By Show and Tell
By Bree Davies
By Bree Davies
By Cory Casciato
By Emilie Johnson
By Robin Edwards
By Bree Davis
By Josiah M. Hesse
Franz Kafka's novel The Trial, in which a man is accused of an unnamed crime and, having faced all kinds of baffling and inexplicable encounters as well as a wall of bureaucratic obstruction, is eventually executed, was published in 1925. In its evocation of the menace lurking in the shadows of everyday life and the perils of malevolent government, it seems to presage a horde of legal grotesqueries, from Stalin's show trials of the 1930s to the plight of those snatched from their homes and entombed in Guantánamo, Bagram, Abu Ghraib and George Bush's network of black sites in Europe. Joseph K is local playwright Martin McGovern's interpretation of the novel, and though it encompasses the work's socio-political warning, it also focuses on the existential uncertainty of the human condition.
Kafka was a neurotic man, a poet of sadness and insecurity, terrified of his father and unable, despite his own yearnings, to engage in a meaningful relationship with a flesh-and-blood woman. One of the women he longed for was Felice, and he wrote her letters — hundreds of pages of prose — in which he talked about his work and his view of the world, and confessed his fears and frailties. A long essay by Elias Canetti reads The Trial as a fictionalized interpretation of Kafka's failed and tentative relationship with Felice, and Felice is mentioned more than once in McGovern's play; perhaps the letters are quoted, too. In the piece, the protagonist is essentially twinned with the author who created him. As K fights the mysterious forces bent on his destruction, Kafka taps out the story on a typewriter, perched on a ledge above the stage, muses to Felice, comes down to pace on a large hamster wheel with K, and offers a kind of muted understanding, though never anything as robust as help. Ultimately, Joseph K is an exploration of the inside of Kafka's skull — and, by extension, the skulls of all of us vulnerable and exposed humans.
LIDA director Brian Freeland has utilized elements associated with German expressionism before: people wearing black costumes and white-painted faces, a presentational acting style, some mime, moments of pure absurdity, actors periodically speaking in chorus — all devices that point to the artificiality of what you're seeing and deliberately keep emotion at a distance, encouraging something deeper and more thoughtful than easy empathy. This happens to be the perfect approach for Joseph K, which Freeland sets on an echoing warehouse stage filled with silhouettes, shadows and skeletal structures. Dan O'Neill plays the title role in whiteface, his fear and grief writ large and clown-like. As he seeks exoneration — or at least explanation — he encounters almost mechanical figures who accuse, distract or pretend to offer aid. There are staged moments that are oddly resonant, though you can't say exactly why: Actors waltz woodenly around the stage, their circular movements echoing the circling of the hamster wheel; the two men originally sent to arrest K reappear frequently and seem almost to share a single body — though they do at one point break into a quite separate music-hall soft shoe, complete with bowler hats and canes. An undertone of sadomasochism thrums beneath the action, and the female characters — sometimes alluring, sometimes menacing, sometimes both — exude a fraught sexuality. A bright-red apple appears more than once, then a chewed apple core. Even the scene in which K is killed is farcical, and the violence is at all times formalized rather than upsetting. Only Josh Hartwell's portrayal of Kafka is relatively realistic, ineffectually kind. The rest of the acting is disciplined and precise, with Elgin Kelly in particular bringing intensity and exquisite restraint to her several roles.

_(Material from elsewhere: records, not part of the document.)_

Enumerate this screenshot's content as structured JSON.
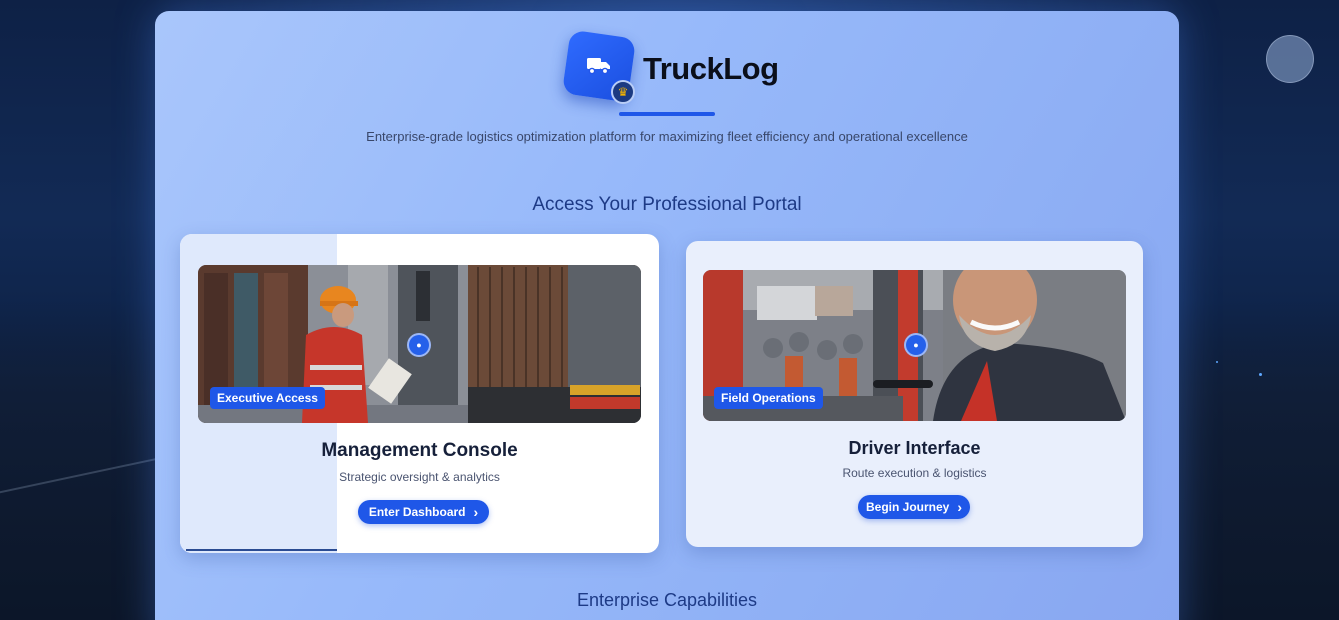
{
  "brand": {
    "name": "TruckLog",
    "logo_icon": "truck-icon",
    "badge_icon": "crown-icon",
    "tagline": "Enterprise-grade logistics optimization platform for maximizing fleet efficiency and operational excellence"
  },
  "portal": {
    "heading": "Access Your Professional Portal",
    "cards": [
      {
        "tag": "Executive Access",
        "title": "Management Console",
        "subtitle": "Strategic oversight & analytics",
        "cta": "Enter Dashboard",
        "photo_icon": "user-tie-icon"
      },
      {
        "tag": "Field Operations",
        "title": "Driver Interface",
        "subtitle": "Route execution & logistics",
        "cta": "Begin Journey",
        "photo_icon": "steering-icon"
      }
    ]
  },
  "capabilities": {
    "heading": "Enterprise Capabilities"
  },
  "colors": {
    "accent": "#1f57e8",
    "heading": "#1d3a86",
    "panel": "#97b9fa"
  }
}
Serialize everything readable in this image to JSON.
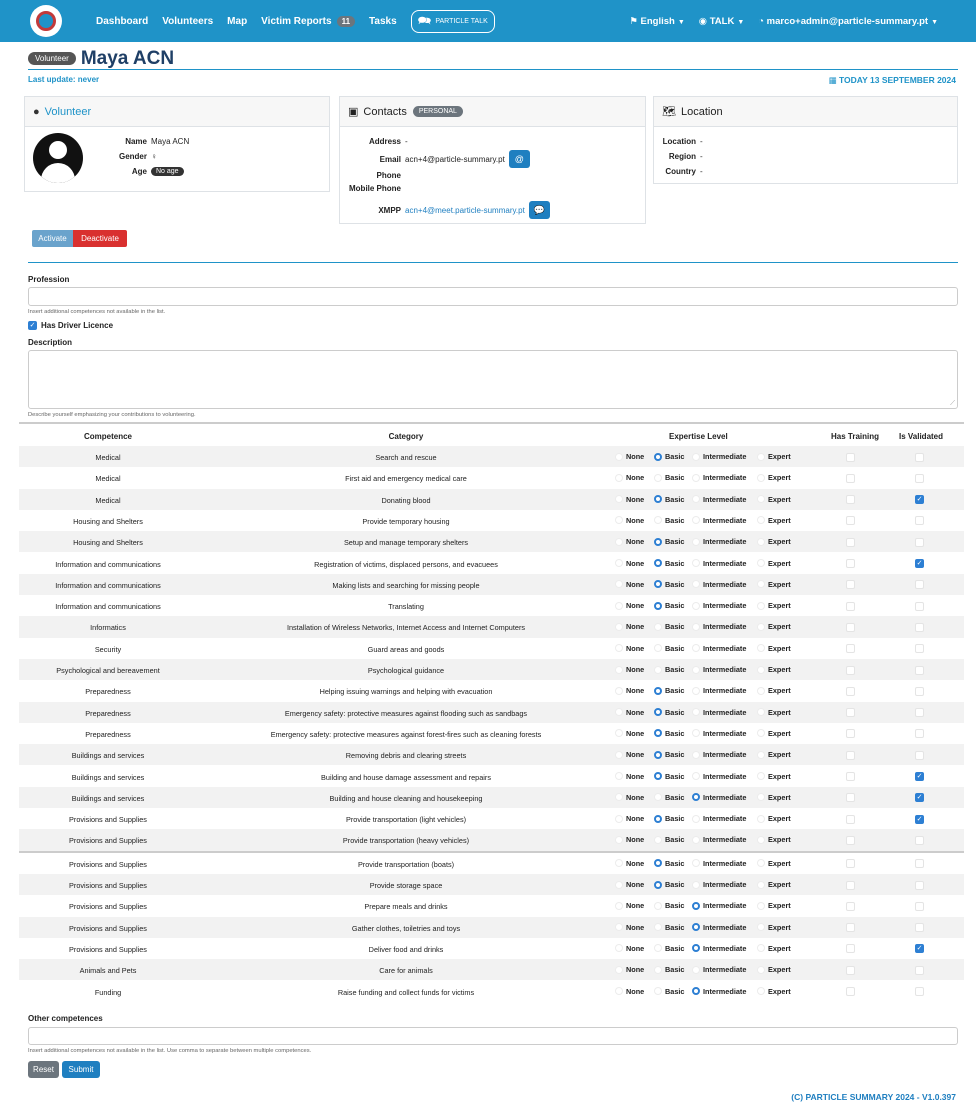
{
  "nav": {
    "items": [
      {
        "label": "Dashboard"
      },
      {
        "label": "Volunteers"
      },
      {
        "label": "Map"
      },
      {
        "label": "Victim Reports",
        "badge": "11"
      },
      {
        "label": "Tasks"
      }
    ],
    "talk_logo": "PARTICLE TALK",
    "language": "English",
    "talk": "TALK",
    "user": "marco+admin@particle-summary.pt"
  },
  "header": {
    "badge": "Volunteer",
    "title": "Maya ACN",
    "last_update": "Last update: never",
    "today": "TODAY 13 SEPTEMBER 2024"
  },
  "volunteer_card": {
    "title": "Volunteer",
    "name_label": "Name",
    "name": "Maya ACN",
    "gender_label": "Gender",
    "gender_symbol": "♀",
    "age_label": "Age",
    "age": "No age"
  },
  "contacts_card": {
    "title": "Contacts",
    "badge": "PERSONAL",
    "address_label": "Address",
    "address": "-",
    "email_label": "Email",
    "email": "acn+4@particle-summary.pt",
    "phone_label": "Phone",
    "phone": "",
    "mobile_label": "Mobile Phone",
    "mobile": "",
    "xmpp_label": "XMPP",
    "xmpp": "acn+4@meet.particle-summary.pt"
  },
  "location_card": {
    "title": "Location",
    "location_label": "Location",
    "location": "-",
    "region_label": "Region",
    "region": "-",
    "country_label": "Country",
    "country": "-"
  },
  "buttons": {
    "activate": "Activate",
    "deactivate": "Deactivate",
    "reset": "Reset",
    "submit": "Submit"
  },
  "form": {
    "profession_label": "Profession",
    "profession_help": "Insert additional competences not available in the list.",
    "driver_licence_label": "Has Driver Licence",
    "driver_licence_checked": true,
    "description_label": "Description",
    "description_help": "Describe yourself emphasizing your contributions to volunteering.",
    "other_label": "Other competences",
    "other_help": "Insert additional competences not available in the list. Use comma to separate between multiple competences."
  },
  "table": {
    "headers": {
      "competence": "Competence",
      "category": "Category",
      "expertise": "Expertise Level",
      "training": "Has Training",
      "validated": "Is Validated"
    },
    "levels": [
      "None",
      "Basic",
      "Intermediate",
      "Expert"
    ],
    "rows": [
      {
        "competence": "Medical",
        "category": "Search and rescue",
        "level": "Basic",
        "training": false,
        "validated": false
      },
      {
        "competence": "Medical",
        "category": "First aid and emergency medical care",
        "level": "",
        "training": false,
        "validated": false
      },
      {
        "competence": "Medical",
        "category": "Donating blood",
        "level": "Basic",
        "training": false,
        "validated": true
      },
      {
        "competence": "Housing and Shelters",
        "category": "Provide temporary housing",
        "level": "",
        "training": false,
        "validated": false
      },
      {
        "competence": "Housing and Shelters",
        "category": "Setup and manage temporary shelters",
        "level": "Basic",
        "training": false,
        "validated": false
      },
      {
        "competence": "Information and communications",
        "category": "Registration of victims, displaced persons, and evacuees",
        "level": "Basic",
        "training": false,
        "validated": true
      },
      {
        "competence": "Information and communications",
        "category": "Making lists and searching for missing people",
        "level": "Basic",
        "training": false,
        "validated": false
      },
      {
        "competence": "Information and communications",
        "category": "Translating",
        "level": "Basic",
        "training": false,
        "validated": false
      },
      {
        "competence": "Informatics",
        "category": "Installation of Wireless Networks, Internet Access and Internet Computers",
        "level": "",
        "training": false,
        "validated": false
      },
      {
        "competence": "Security",
        "category": "Guard areas and goods",
        "level": "",
        "training": false,
        "validated": false
      },
      {
        "competence": "Psychological and bereavement",
        "category": "Psychological guidance",
        "level": "",
        "training": false,
        "validated": false
      },
      {
        "competence": "Preparedness",
        "category": "Helping issuing warnings and helping with evacuation",
        "level": "Basic",
        "training": false,
        "validated": false
      },
      {
        "competence": "Preparedness",
        "category": "Emergency safety: protective measures against flooding such as sandbags",
        "level": "Basic",
        "training": false,
        "validated": false
      },
      {
        "competence": "Preparedness",
        "category": "Emergency safety: protective measures against forest-fires such as cleaning forests",
        "level": "Basic",
        "training": false,
        "validated": false
      },
      {
        "competence": "Buildings and services",
        "category": "Removing debris and clearing streets",
        "level": "Basic",
        "training": false,
        "validated": false
      },
      {
        "competence": "Buildings and services",
        "category": "Building and house damage assessment and repairs",
        "level": "Basic",
        "training": false,
        "validated": true
      },
      {
        "competence": "Buildings and services",
        "category": "Building and house cleaning and housekeeping",
        "level": "Intermediate",
        "training": false,
        "validated": true
      },
      {
        "competence": "Provisions and Supplies",
        "category": "Provide transportation (light vehicles)",
        "level": "Basic",
        "training": false,
        "validated": true
      },
      {
        "competence": "Provisions and Supplies",
        "category": "Provide transportation (heavy vehicles)",
        "level": "",
        "training": false,
        "validated": false
      },
      {
        "competence": "Provisions and Supplies",
        "category": "Provide transportation (boats)",
        "level": "Basic",
        "training": false,
        "validated": false
      },
      {
        "competence": "Provisions and Supplies",
        "category": "Provide storage space",
        "level": "Basic",
        "training": false,
        "validated": false
      },
      {
        "competence": "Provisions and Supplies",
        "category": "Prepare meals and drinks",
        "level": "Intermediate",
        "training": false,
        "validated": false
      },
      {
        "competence": "Provisions and Supplies",
        "category": "Gather clothes, toiletries and toys",
        "level": "Intermediate",
        "training": false,
        "validated": false
      },
      {
        "competence": "Provisions and Supplies",
        "category": "Deliver food and drinks",
        "level": "Intermediate",
        "training": false,
        "validated": true
      },
      {
        "competence": "Animals and Pets",
        "category": "Care for animals",
        "level": "",
        "training": false,
        "validated": false
      },
      {
        "competence": "Funding",
        "category": "Raise funding and collect funds for victims",
        "level": "Intermediate",
        "training": false,
        "validated": false
      }
    ]
  },
  "footer": "(C) PARTICLE SUMMARY 2024 - V1.0.397"
}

Joseph K explores the gulf between reality and the words we use to describe it — a gulf so deep you can fall into it and drown. Oddly, the evening isn't bleak. This is in part because the production communicates Kafka's droll and particular humor — but it is also because, like Beckett, Kafka has a way of making loss, bloodlessness and a kind of eternal falling away all beautiful. It's a thin, perverse kind of beauty — like the vocalization of his mouse protagonist in "Josephine the Singer," who, though capable of nothing more than a toneless piping, somehow made her listeners feel "partakers in the peace we long for." But it is incontrovertibly there.